New sequencing technologies allow extensive sequencing to be carried out to analyse sequence variation, transcription, epigenetics and other phenomena. Complete genome sequences from thousands of organisms as well as data from large-scale protein structure determination projects are also publicly available. Microbiotic diversity and composition can be analysed in detail by sequencing patient or environmental samples. The main challenge in computational biology is to integrate and make sense of all of this data.
Publika - the scientific publication database for Oslo University Hospital has been developed in the group.
We also work in structural bioinformatics, for instance by modelling the structure of proteins and predicting the effect of mutations.

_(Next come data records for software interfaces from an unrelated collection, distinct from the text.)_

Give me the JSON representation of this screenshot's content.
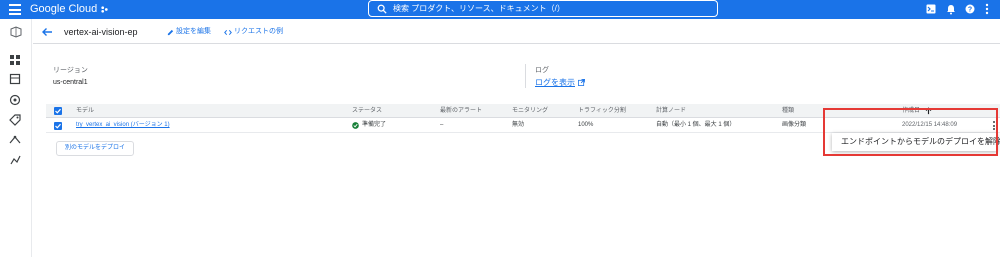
{
  "topbar": {
    "brand": "Google Cloud",
    "search_text": "検索 プロダクト、リソース、ドキュメント（/）",
    "icons": [
      "menu-icon",
      "project-icon",
      "search-icon",
      "cloud-shell-icon",
      "notifications-icon",
      "help-icon",
      "more-vert-icon"
    ],
    "bg_color": "#1a73e8"
  },
  "left_rail": {
    "icons": [
      "vertex-ai-logo-icon",
      "dashboard-icon",
      "datasets-icon",
      "workbench-icon",
      "labeling-icon",
      "pipelines-icon",
      "experiments-icon"
    ]
  },
  "subheader": {
    "title": "vertex-ai-vision-ep",
    "edit_label": "設定を編集",
    "request_label": "リクエストの例"
  },
  "info": {
    "region_label": "リージョン",
    "region_value": "us-central1",
    "log_label": "ログ",
    "log_link": "ログを表示"
  },
  "table": {
    "headers": {
      "model": "モデル",
      "status": "ステータス",
      "alert": "最新のアラート",
      "monitoring": "モニタリング",
      "traffic": "トラフィック分割",
      "compute": "計算ノード",
      "type": "種類",
      "created": "作成日"
    },
    "rows": [
      {
        "model": "try_vertex_ai_vision (バージョン 1)",
        "status": "準備完了",
        "alert": "–",
        "monitoring": "無効",
        "traffic": "100%",
        "compute": "自動（最小 1 個、最大 1 個）",
        "type": "画像分類",
        "created": "2022/12/15 14:48:09"
      }
    ]
  },
  "deploy_button": "別のモデルをデプロイ",
  "menu": {
    "item": "エンドポイントからモデルのデプロイを解除"
  },
  "colors": {
    "accent": "#1a73e8",
    "success": "#188038",
    "highlight": "#e53935"
  }
}
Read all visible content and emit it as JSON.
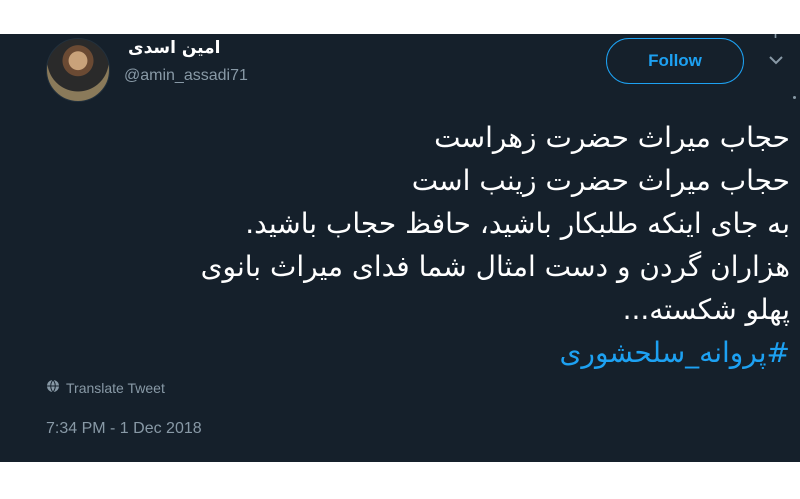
{
  "tweet": {
    "author": {
      "display_name": "امین اسدی",
      "handle": "@amin_assadi71"
    },
    "follow_label": "Follow",
    "lines": [
      "حجاب میراث حضرت زهراست",
      "حجاب میراث حضرت زینب است",
      "به جای اینکه طلبکار باشید، حافظ حجاب باشید.",
      "هزاران گردن و دست امثال شما فدای میراث بانوی",
      "پهلو شکسته..."
    ],
    "hashtag": "#پروانه_سلحشوری",
    "translate_label": "Translate Tweet",
    "timestamp": "7:34 PM - 1 Dec 2018"
  },
  "colors": {
    "background": "#15202b",
    "accent": "#1da1f2",
    "muted": "#8899a6",
    "text": "#ffffff"
  },
  "icons": [
    "globe-icon",
    "chevron-down-icon"
  ]
}
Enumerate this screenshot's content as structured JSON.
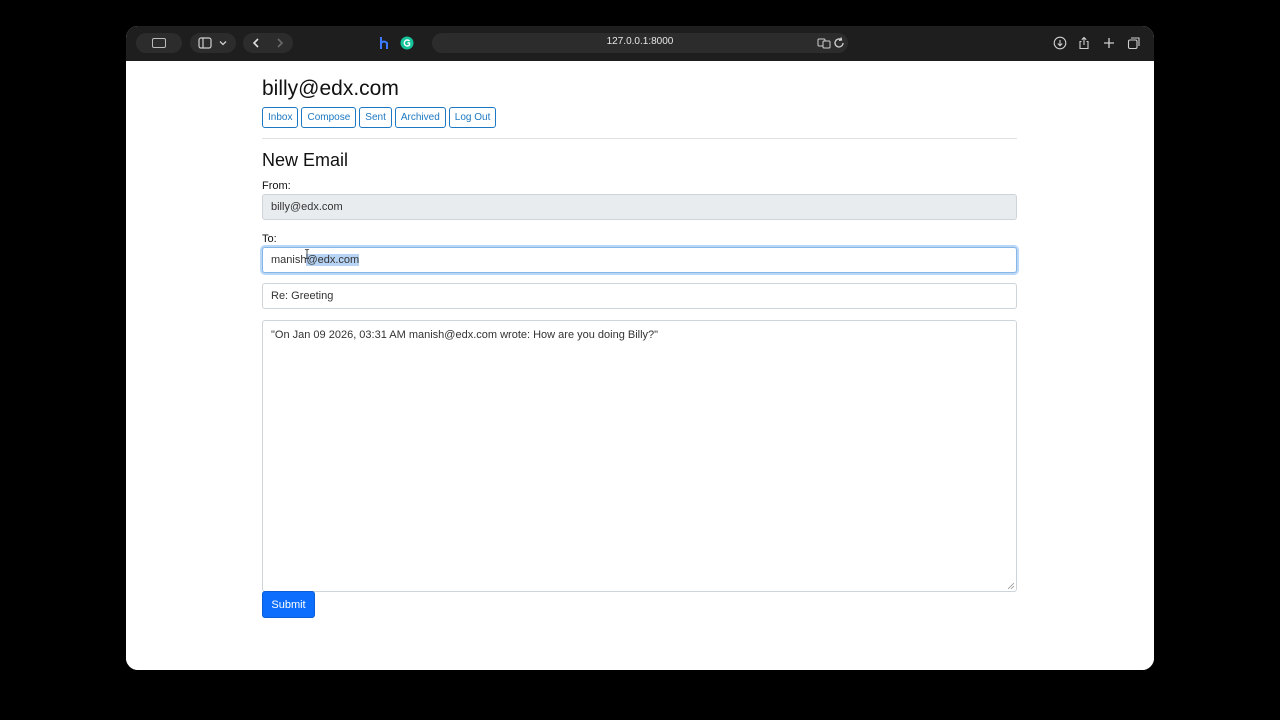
{
  "browser": {
    "url": "127.0.0.1:8000"
  },
  "header": {
    "user": "billy@edx.com",
    "nav": {
      "inbox": "Inbox",
      "compose": "Compose",
      "sent": "Sent",
      "archived": "Archived",
      "logout": "Log Out"
    }
  },
  "compose": {
    "title": "New Email",
    "from_label": "From:",
    "from_value": "billy@edx.com",
    "to_label": "To:",
    "to_value_unselected": "manish",
    "to_value_selected": "@edx.com",
    "subject_value": "Re: Greeting",
    "body_value": "\"On Jan 09 2026, 03:31 AM manish@edx.com wrote: How are you doing Billy?\"",
    "submit_label": "Submit"
  },
  "colors": {
    "accent": "#0d6efd",
    "nav_outline": "#1d78c1",
    "selection": "#b7d4f4"
  }
}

An example of this is the work by Jon K. Lærdahl et al. on the PCSK9 protein shown above (see publication for details).
Excision of the doubly methylated base N4,5-dimethylcytosine from DNA by Escherichia coli Nei and Fpg proteins
Philos Trans R Soc Lond B Biol Sci, 373 (1748)

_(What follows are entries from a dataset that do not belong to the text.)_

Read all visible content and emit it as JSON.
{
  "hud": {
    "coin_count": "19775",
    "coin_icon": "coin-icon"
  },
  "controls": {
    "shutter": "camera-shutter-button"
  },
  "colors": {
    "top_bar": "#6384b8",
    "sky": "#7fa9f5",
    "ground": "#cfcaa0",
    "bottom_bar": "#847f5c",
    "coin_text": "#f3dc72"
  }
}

Uracil Accumulation and Mutagenesis Dominated by Cytosine Deamination in CpG Dinucleotides in Mice Lacking UNG and SMUG1
Sci Rep, 7 (1), 7199

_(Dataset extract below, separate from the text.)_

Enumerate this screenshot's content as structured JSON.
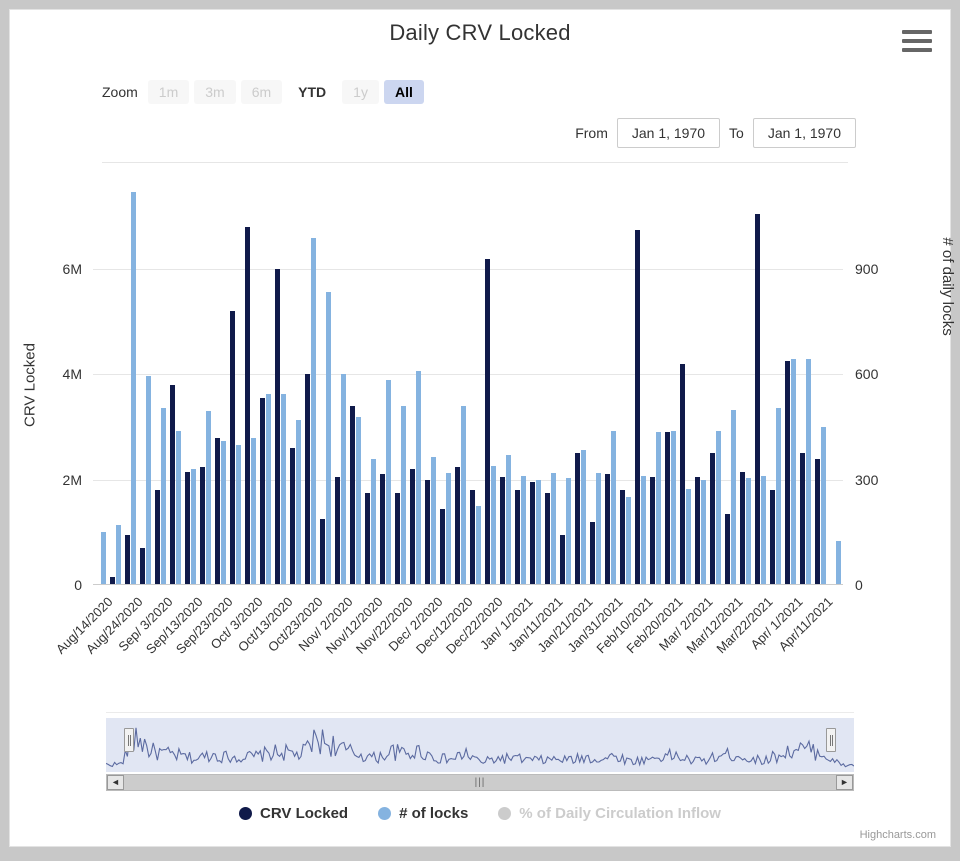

Evolution of the cAMP-dependent protein kinase (PKA) catalytic subunit isoforms
PLoS One, 12 (7), e0181091